Given data:
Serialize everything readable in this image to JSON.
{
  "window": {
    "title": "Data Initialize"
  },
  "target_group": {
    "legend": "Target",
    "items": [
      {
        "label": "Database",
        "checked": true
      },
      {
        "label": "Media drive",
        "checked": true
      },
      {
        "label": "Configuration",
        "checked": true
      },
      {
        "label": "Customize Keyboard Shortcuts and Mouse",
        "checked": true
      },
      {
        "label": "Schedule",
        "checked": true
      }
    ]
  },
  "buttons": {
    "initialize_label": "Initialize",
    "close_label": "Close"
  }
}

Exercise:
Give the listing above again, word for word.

Exercise solution:
Serialize everything readable in this image to JSON.
{
  "window": {
    "title": "Data Initialize"
  },
  "target_group": {
    "legend": "Target",
    "items": [
      {
        "label": "Database",
        "checked": true
      },
      {
        "label": "Media drive",
        "checked": true
      },
      {
        "label": "Configuration",
        "checked": true
      },
      {
        "label": "Customize Keyboard Shortcuts and Mouse",
        "checked": true
      },
      {
        "label": "Schedule",
        "checked": true
      }
    ]
  },
  "buttons": {
    "initialize_label": "Initialize",
    "close_label": "Close"
  }
}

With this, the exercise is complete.